Fairphone has said it’s done a lot of work to improve the camera vs the predecessor model. And it has succeeded in bringing photo performance up to workable standard — which is a great achievement at what’s also a slightly reduced handset price-point. Though, naturally, there’s still a big gap in photo quality vs the premium end of the smartphone market.
On the OS front, the phone runs a vanilla implementation of Android 9 out of the box — preloaded with the usual bundle of Google services and no added clutter so Android fans should feel right at home. (For those who want a Google-free alternative Fairphone says a future update will allow users to do a wipe and clean install of the Android Open Source Project.
In short, purely as a smartphone, the Fairphone 3 offers very little to shout about — so no screaming lack either. Again, if the point is to shrink the size of the compromise Fairphone is asking consumers to make in order to buy an ethically superior brand of electronics they are slowly succeeding in closing the gap.
It’s a project that’s clearly benefiting from the maturity of the smartphone market. While, on the cellular front, the transformative claims being made for 5G are clearly many years out — so there’s no issue with asking buyers to stick with a 4G phone for years to come.
Given where the market has now marched to, a ‘fairer’ smartphone that offers benchmark basics at a perfectly acceptable median but with the promise of reduced costs over the longer-term — individual, societal and environmental — does seem like a proposition that could expand from what has so far been an exceptional niche into something rather larger and more mainstream.
Zooming out for a second, the Fairphone certainly makes an interesting contrast with some of the expensive chimeras struggling to be unfolded at the top end of the smartphone market right now.
Foldables like the Samsung Galaxy Fold — which clocks in at around 4x the price of a Fairphone and offers ~2x the screen real estate (when unfolded), plus a power bump. Whether the Fold’s lux package translates into mobile utility squared is a whole other question, though.

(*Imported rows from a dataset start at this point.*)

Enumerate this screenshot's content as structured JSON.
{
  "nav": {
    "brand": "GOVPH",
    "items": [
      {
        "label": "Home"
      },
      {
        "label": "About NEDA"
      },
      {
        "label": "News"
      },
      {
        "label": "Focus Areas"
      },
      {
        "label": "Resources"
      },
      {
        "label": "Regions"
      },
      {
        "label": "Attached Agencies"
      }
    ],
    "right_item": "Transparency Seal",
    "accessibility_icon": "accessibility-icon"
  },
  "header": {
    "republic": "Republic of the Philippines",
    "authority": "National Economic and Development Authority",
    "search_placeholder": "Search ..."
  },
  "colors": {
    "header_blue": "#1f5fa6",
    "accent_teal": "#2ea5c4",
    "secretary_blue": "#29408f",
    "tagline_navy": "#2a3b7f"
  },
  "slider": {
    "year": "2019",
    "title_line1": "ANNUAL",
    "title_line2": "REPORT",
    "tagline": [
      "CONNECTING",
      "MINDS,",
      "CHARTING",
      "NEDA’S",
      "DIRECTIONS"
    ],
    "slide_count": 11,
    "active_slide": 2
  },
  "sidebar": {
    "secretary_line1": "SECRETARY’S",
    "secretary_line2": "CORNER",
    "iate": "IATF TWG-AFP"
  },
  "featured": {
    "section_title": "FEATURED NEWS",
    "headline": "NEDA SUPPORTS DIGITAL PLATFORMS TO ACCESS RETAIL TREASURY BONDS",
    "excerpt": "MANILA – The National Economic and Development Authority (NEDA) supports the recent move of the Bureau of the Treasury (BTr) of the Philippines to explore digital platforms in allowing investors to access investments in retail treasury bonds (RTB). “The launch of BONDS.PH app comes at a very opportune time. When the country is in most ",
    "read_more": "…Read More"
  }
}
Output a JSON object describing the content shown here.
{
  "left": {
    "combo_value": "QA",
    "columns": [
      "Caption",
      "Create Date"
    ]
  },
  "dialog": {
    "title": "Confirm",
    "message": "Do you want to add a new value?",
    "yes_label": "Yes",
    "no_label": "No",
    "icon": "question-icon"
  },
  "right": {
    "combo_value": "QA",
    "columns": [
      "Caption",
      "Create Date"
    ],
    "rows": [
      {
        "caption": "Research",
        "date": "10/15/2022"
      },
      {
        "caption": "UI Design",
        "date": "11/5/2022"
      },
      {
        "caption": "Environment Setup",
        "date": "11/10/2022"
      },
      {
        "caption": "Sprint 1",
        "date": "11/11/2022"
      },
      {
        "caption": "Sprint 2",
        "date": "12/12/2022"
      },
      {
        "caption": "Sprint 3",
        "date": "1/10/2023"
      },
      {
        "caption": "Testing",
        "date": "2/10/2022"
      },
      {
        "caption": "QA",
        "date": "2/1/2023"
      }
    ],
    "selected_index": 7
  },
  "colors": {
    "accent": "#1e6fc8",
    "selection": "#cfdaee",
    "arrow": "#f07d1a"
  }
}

And where foldable will need to demonstrate a compelling use-case that goes above and beyond the Swiss Army utility of a normal smartphone to justify such a whopping price bump, Fairphone need only prick the consumer conscience — as it asks you pay a bit more and settle for a little less.

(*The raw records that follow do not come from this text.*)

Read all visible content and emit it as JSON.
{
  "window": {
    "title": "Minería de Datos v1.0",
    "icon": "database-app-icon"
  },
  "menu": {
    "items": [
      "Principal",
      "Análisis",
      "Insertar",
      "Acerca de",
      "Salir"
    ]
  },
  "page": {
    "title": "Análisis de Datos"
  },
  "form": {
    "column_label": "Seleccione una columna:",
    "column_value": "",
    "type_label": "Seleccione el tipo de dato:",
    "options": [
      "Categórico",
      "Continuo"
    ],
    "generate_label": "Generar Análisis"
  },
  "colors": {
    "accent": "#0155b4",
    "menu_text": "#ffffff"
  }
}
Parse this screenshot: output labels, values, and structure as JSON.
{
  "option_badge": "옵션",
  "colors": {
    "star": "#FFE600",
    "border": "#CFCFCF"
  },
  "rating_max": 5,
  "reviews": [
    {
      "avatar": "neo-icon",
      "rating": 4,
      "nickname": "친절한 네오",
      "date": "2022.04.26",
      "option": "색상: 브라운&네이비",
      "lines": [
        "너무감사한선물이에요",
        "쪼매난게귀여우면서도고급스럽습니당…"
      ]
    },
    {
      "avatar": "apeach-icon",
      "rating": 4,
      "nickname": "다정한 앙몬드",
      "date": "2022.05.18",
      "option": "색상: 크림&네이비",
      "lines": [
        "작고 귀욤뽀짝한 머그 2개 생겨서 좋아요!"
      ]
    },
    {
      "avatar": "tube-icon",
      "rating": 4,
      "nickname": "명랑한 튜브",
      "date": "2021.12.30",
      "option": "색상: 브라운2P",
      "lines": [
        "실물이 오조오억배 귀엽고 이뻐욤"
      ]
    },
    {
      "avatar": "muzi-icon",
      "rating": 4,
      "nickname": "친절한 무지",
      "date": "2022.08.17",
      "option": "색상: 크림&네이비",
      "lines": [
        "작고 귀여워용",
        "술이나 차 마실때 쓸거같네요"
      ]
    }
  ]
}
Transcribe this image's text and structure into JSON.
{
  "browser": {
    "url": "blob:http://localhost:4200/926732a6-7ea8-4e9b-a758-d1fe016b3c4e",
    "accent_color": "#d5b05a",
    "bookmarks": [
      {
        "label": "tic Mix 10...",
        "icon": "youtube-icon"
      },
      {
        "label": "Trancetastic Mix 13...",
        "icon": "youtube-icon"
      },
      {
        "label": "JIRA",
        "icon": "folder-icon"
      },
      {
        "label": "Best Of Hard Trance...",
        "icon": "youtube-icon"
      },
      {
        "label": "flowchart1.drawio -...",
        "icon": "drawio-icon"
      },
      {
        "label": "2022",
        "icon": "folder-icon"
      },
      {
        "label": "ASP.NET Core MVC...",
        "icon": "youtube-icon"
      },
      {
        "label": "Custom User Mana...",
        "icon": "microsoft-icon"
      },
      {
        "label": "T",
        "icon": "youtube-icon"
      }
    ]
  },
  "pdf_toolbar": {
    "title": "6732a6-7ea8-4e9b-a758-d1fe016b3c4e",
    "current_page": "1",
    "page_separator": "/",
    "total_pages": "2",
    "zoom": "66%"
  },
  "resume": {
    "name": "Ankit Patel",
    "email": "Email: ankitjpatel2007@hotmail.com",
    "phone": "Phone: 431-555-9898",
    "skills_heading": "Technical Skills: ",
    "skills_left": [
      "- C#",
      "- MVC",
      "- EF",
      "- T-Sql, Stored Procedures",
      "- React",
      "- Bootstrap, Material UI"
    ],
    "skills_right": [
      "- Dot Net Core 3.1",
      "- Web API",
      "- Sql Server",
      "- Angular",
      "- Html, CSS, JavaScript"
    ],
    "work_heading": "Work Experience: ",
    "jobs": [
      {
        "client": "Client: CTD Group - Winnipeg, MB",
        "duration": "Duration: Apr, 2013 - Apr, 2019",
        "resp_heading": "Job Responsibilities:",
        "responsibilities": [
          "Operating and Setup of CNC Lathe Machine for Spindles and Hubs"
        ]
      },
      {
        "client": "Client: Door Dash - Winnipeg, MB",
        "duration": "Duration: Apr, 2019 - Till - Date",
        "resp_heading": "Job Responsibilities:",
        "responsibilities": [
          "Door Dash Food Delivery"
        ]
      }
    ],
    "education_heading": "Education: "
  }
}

Neither of these sales pitches is challenge-free, of course. And, for now, both foldable and fairer electronics remain curious niches.
But with the Fairphone 3 demonstrating that ethics can feel so normal it doesn’t seem beyond the pale to imagine the demand for electronics that are average in performance yet pack an ethical punch scaling up to challenge the mainstream parade of copycat gadgets.
This article is inspired by Techcrunch.